I'll be the first to admit it: drones are quite the rage.
In 2009, Secretary of Defense Robert Gates hinted that the F-35 Lightning II might be the last manned fighter ever fielded.
He's not alone, either. For years, headlines have heralded the end of manned flight, and the coming drone wars. Not to mention, Twitter is littered with several accounts ostensibly belonging to self-aware drones: Drunken Predators, Party Reapers, Sexy Ravens, and the like.
While the bulk of military technology has remained relatively stagnant over the last decade of war, unmanned aerial vehicles have taken off. Rifle companies roll into battle with hand-held Raven UAVs, while brigades and divisions are armed with Shadow and Grey Eagles. According to a recent New York Times article, the Pentagon's unmanned arsenal has grown from 50 to 7,000 unmanned vehicles in just ten years.
But will our military become a pseudo-Cylon force by the end of the century? Perhaps not.
Peter Singer, author of Wired for War: The Robotics Revolution and Conflict in the 21st Century was interviewed in a recent article in The Economist:
[A]t a time of falling defence spending, UAS procurement and development may lack allies against powerful and conservative constituencies. These include sceptical military bureaucrats, fast-jet pilots, and members of Congress fighting to preserve traditional weapons programmes and the jobs that go with them.

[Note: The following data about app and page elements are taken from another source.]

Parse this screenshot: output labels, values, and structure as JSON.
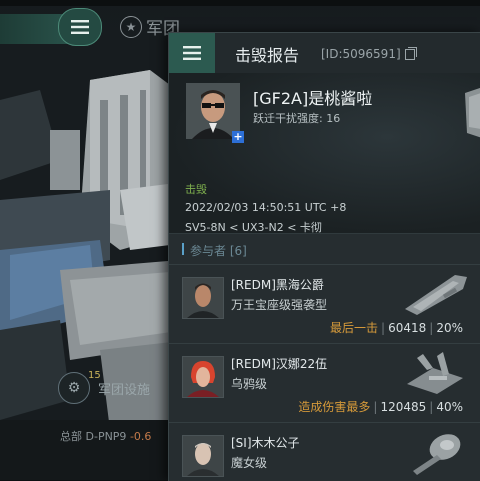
{
  "background": {
    "legion_label": "军团",
    "facility_count": "15",
    "facility_label": "军团设施",
    "hq_label": "总部",
    "hq_system": "D-PNP9",
    "hq_security": "-0.6"
  },
  "report": {
    "title": "击毁报告",
    "id_text": "[ID:5096591]"
  },
  "victim": {
    "name": "[GF2A]是桃酱啦",
    "jump_interference": "跃迁干扰强度: 16",
    "kill_label": "击毁",
    "timestamp": "2022/02/03 14:50:51 UTC +8",
    "location": "SV5-8N < UX3-N2 < 卡彻"
  },
  "participants": {
    "header": "参与者 [6]",
    "rows": [
      {
        "name": "[REDM]黑海公爵",
        "ship": "万王宝座级强袭型",
        "tag": "最后一击",
        "damage": "60418",
        "percent": "20%"
      },
      {
        "name": "[REDM]汉娜22伍",
        "ship": "乌鸦级",
        "tag": "造成伤害最多",
        "damage": "120485",
        "percent": "40%"
      },
      {
        "name": "[SI]木木公子",
        "ship": "魔女级",
        "tag": "",
        "damage": "",
        "percent": ""
      }
    ]
  },
  "colors": {
    "accent_teal": "#2c5a50",
    "tag_orange": "#d69a3a",
    "kill_green": "#7fb04e",
    "section_blue": "#5aa0c8"
  }
}
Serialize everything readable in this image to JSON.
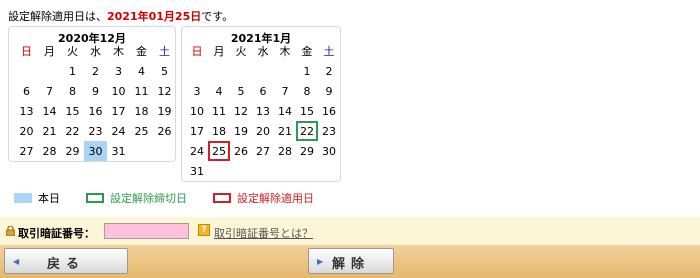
{
  "notice": {
    "prefix": "設定解除適用日は、",
    "date": "2021年01月25日",
    "suffix": "です。"
  },
  "weekdays": [
    "日",
    "月",
    "火",
    "水",
    "木",
    "金",
    "土"
  ],
  "calendars": [
    {
      "title": "2020年12月",
      "weeks": [
        [
          "",
          "",
          "1",
          "2",
          "3",
          "4",
          "5"
        ],
        [
          "6",
          "7",
          "8",
          "9",
          "10",
          "11",
          "12"
        ],
        [
          "13",
          "14",
          "15",
          "16",
          "17",
          "18",
          "19"
        ],
        [
          "20",
          "21",
          "22",
          "23",
          "24",
          "25",
          "26"
        ],
        [
          "27",
          "28",
          "29",
          "30",
          "31",
          "",
          ""
        ]
      ],
      "today": "30"
    },
    {
      "title": "2021年1月",
      "weeks": [
        [
          "",
          "",
          "",
          "",
          "",
          "1",
          "2"
        ],
        [
          "3",
          "4",
          "5",
          "6",
          "7",
          "8",
          "9"
        ],
        [
          "10",
          "11",
          "12",
          "13",
          "14",
          "15",
          "16"
        ],
        [
          "17",
          "18",
          "19",
          "20",
          "21",
          "22",
          "23"
        ],
        [
          "24",
          "25",
          "26",
          "27",
          "28",
          "29",
          "30"
        ],
        [
          "31",
          "",
          "",
          "",
          "",
          "",
          ""
        ]
      ],
      "deadline": "22",
      "apply": "25"
    }
  ],
  "legend": {
    "today": "本日",
    "deadline": "設定解除締切日",
    "apply": "設定解除適用日"
  },
  "auth": {
    "label": "取引暗証番号：",
    "value": "",
    "help_link": "取引暗証番号とは？"
  },
  "buttons": {
    "back": "戻る",
    "cancel": "解除"
  },
  "colors": {
    "sunday": "#cc0000",
    "saturday": "#1a1aa8",
    "today": "#a9d4f5",
    "deadline": "#2e9a4f",
    "apply": "#cc2222",
    "button_bar": "#e7b86e",
    "auth_bar": "#fdf6d6",
    "input": "#ffc0da"
  },
  "icons": {
    "lock": "lock-icon",
    "help": "help-icon",
    "arrow": "arrow-left-icon"
  }
}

But the real impediment to Drone Warfare may be more mundane.
Recently, Noah Shachtman of Wired Magazine revealed that America's drone fleet was hit with a computer virus. What's more is that the data links which control America's fleet of drones is suceptible to jamming and anti-satellite technology, video feeds have been hacked, and GPS signals can be jammed.
Drones may be able to stay aloft for 36 hours without a break, but human beings can't be jammed or hacked. In the 21st Century, that might make all the difference in the world.
The author is a helicopter pilot qualified in the UH-60 Black Hawk and LUH-72 Lakota helicopters. Serving as the lead Observer/Controller for Unmanned Aerial Systems at the Joint Multinational Readiness Center in Hohenfels, Germany, he has logged approximately 5.3 hours walking through the forest in Germany in search of wayward Raven UAVs. With little success, one might add...